**Task goal**
Go over the data below and say how many lines hold the word "Enter". Only the number is needed.

Element data from apps and pages
◆ ◆ ◆

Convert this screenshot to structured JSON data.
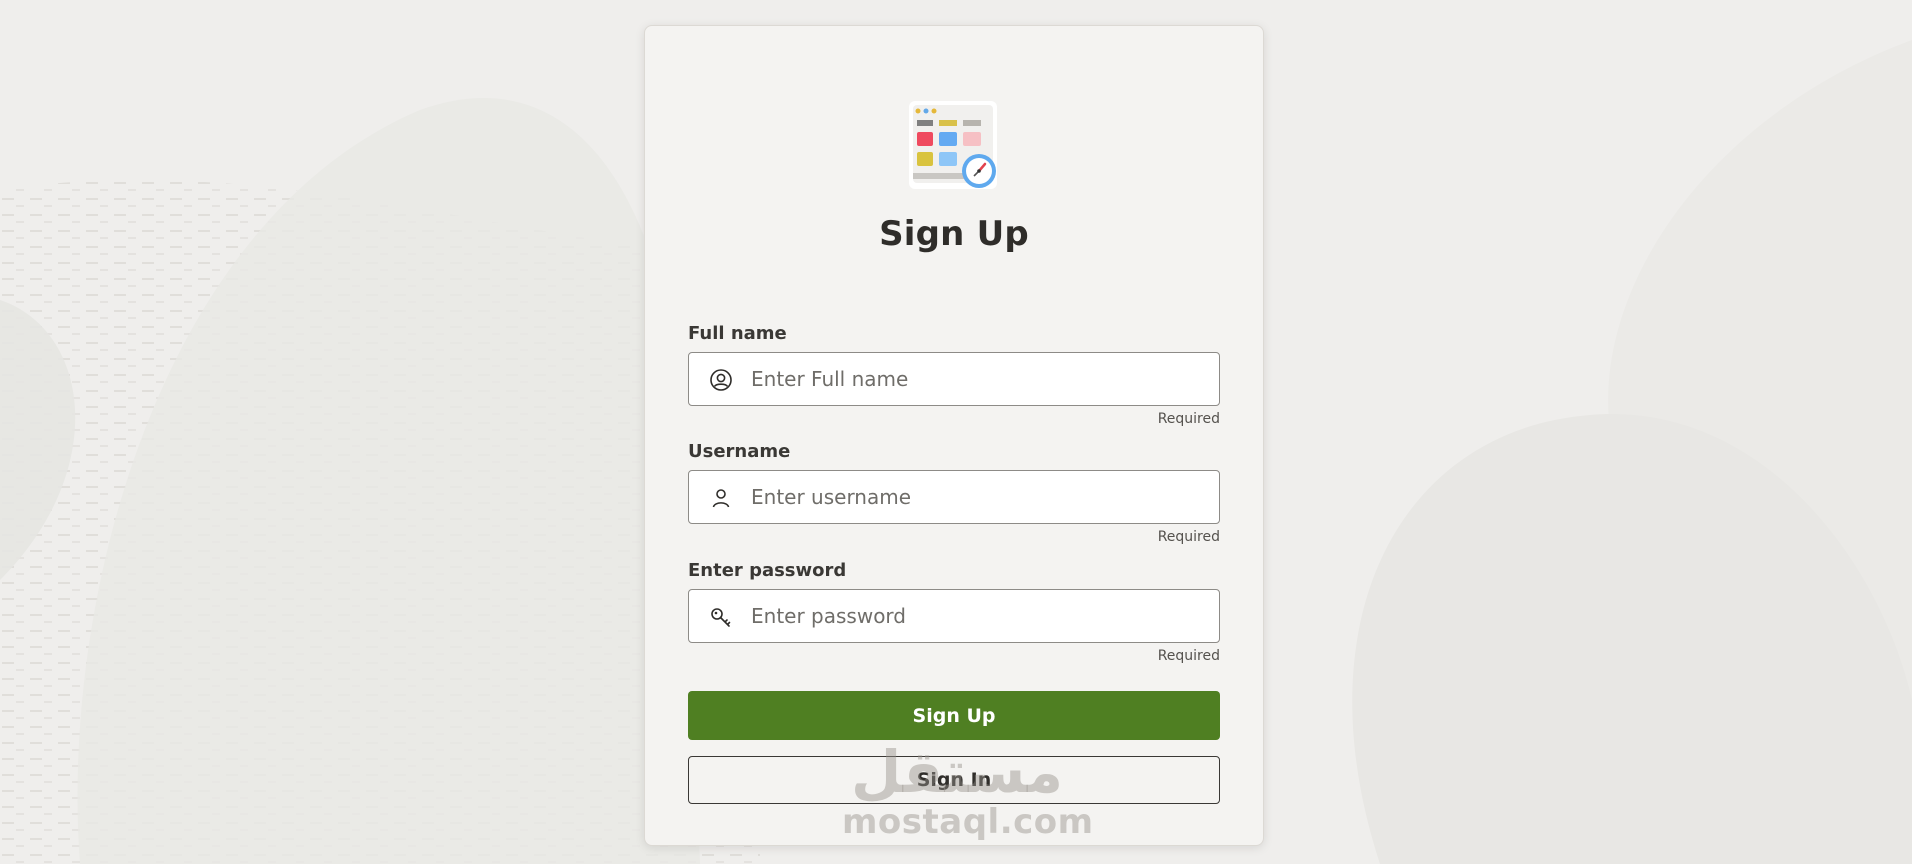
{
  "page": {
    "title": "Sign Up"
  },
  "form": {
    "fields": [
      {
        "label": "Full name",
        "placeholder": "Enter Full name",
        "value": "",
        "hint": "Required",
        "icon": "user-circle-icon"
      },
      {
        "label": "Username",
        "placeholder": "Enter username",
        "value": "",
        "hint": "Required",
        "icon": "user-icon"
      },
      {
        "label": "Enter password",
        "placeholder": "Enter password",
        "value": "",
        "hint": "Required",
        "icon": "key-icon"
      }
    ],
    "primary_button": "Sign Up",
    "secondary_button": "Sign In"
  },
  "watermark": {
    "arabic": "مستقل",
    "latin": "mostaql.com"
  },
  "colors": {
    "accent": "#4f7f22",
    "background": "#efeeec",
    "card": "#f4f3f1"
  }
}
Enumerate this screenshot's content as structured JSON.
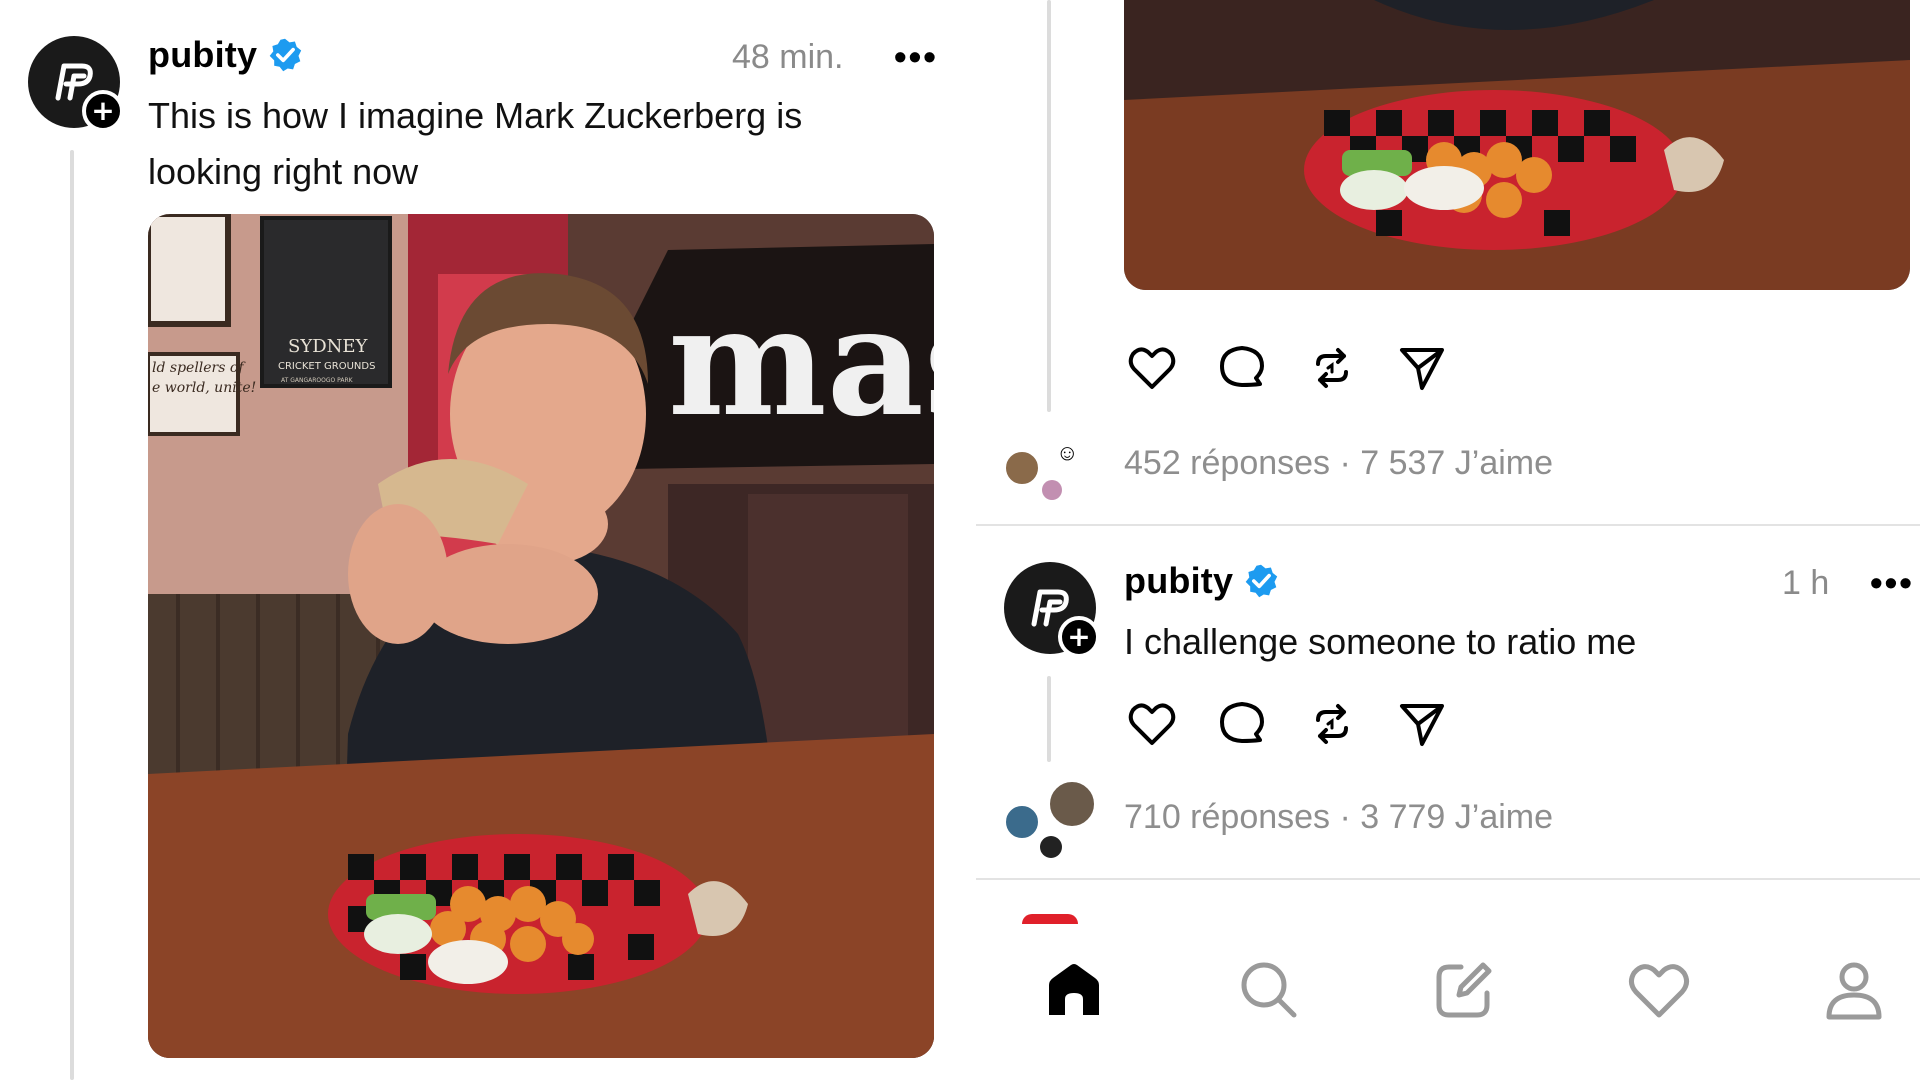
{
  "left_post": {
    "username": "pubity",
    "time": "48 min.",
    "more": "•••",
    "text_line1": "This is how I imagine Mark Zuckerberg is",
    "text_line2": "looking right now",
    "photo_signs": {
      "sydney": "SYDNEY",
      "cricket": "CRICKET GROUNDS",
      "park": "AT GANGAROOGO PARK",
      "spellers1": "ld spellers of",
      "spellers2": "e world, unite!"
    }
  },
  "right_post_top": {
    "stats": "452 réponses · 7 537 J’aime"
  },
  "right_post_second": {
    "username": "pubity",
    "time": "1 h",
    "more": "•••",
    "text": "I challenge someone to ratio me",
    "stats": "710 réponses · 3 779 J’aime"
  },
  "icons": {
    "like": "heart-icon",
    "comment": "comment-icon",
    "repost": "repost-icon",
    "share": "share-icon",
    "verified": "verified-badge-icon"
  },
  "nav": [
    "home-icon",
    "search-icon",
    "compose-icon",
    "activity-heart-icon",
    "profile-icon"
  ],
  "colors": {
    "verified": "#1d9bf0",
    "muted": "#8e8e8e",
    "divider": "#e3e3e3"
  }
}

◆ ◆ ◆

**Exercise output**
4